THE PROBLEM: For each line below, print it again exactly as shown.

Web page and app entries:
↓↓↓
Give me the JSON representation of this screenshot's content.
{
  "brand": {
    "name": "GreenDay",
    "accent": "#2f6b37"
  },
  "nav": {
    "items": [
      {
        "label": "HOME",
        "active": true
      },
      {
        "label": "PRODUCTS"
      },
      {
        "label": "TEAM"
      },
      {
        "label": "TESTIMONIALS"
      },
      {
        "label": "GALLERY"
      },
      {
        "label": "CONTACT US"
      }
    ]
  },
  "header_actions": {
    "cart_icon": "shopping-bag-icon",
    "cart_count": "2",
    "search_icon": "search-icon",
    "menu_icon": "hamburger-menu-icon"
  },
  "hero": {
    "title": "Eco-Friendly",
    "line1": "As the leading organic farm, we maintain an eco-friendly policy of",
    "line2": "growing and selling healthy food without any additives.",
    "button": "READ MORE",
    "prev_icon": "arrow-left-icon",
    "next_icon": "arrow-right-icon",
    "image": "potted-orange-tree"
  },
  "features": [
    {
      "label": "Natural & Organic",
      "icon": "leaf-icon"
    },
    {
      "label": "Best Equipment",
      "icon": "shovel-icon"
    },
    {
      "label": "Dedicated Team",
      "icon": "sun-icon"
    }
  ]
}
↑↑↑
REPLY:
Give me the JSON representation of this screenshot's content.
{
  "brand": {
    "name": "GreenDay",
    "accent": "#2f6b37"
  },
  "nav": {
    "items": [
      {
        "label": "HOME",
        "active": true
      },
      {
        "label": "PRODUCTS"
      },
      {
        "label": "TEAM"
      },
      {
        "label": "TESTIMONIALS"
      },
      {
        "label": "GALLERY"
      },
      {
        "label": "CONTACT US"
      }
    ]
  },
  "header_actions": {
    "cart_icon": "shopping-bag-icon",
    "cart_count": "2",
    "search_icon": "search-icon",
    "menu_icon": "hamburger-menu-icon"
  },
  "hero": {
    "title": "Eco-Friendly",
    "line1": "As the leading organic farm, we maintain an eco-friendly policy of",
    "line2": "growing and selling healthy food without any additives.",
    "button": "READ MORE",
    "prev_icon": "arrow-left-icon",
    "next_icon": "arrow-right-icon",
    "image": "potted-orange-tree"
  },
  "features": [
    {
      "label": "Natural & Organic",
      "icon": "leaf-icon"
    },
    {
      "label": "Best Equipment",
      "icon": "shovel-icon"
    },
    {
      "label": "Dedicated Team",
      "icon": "sun-icon"
    }
  ]
}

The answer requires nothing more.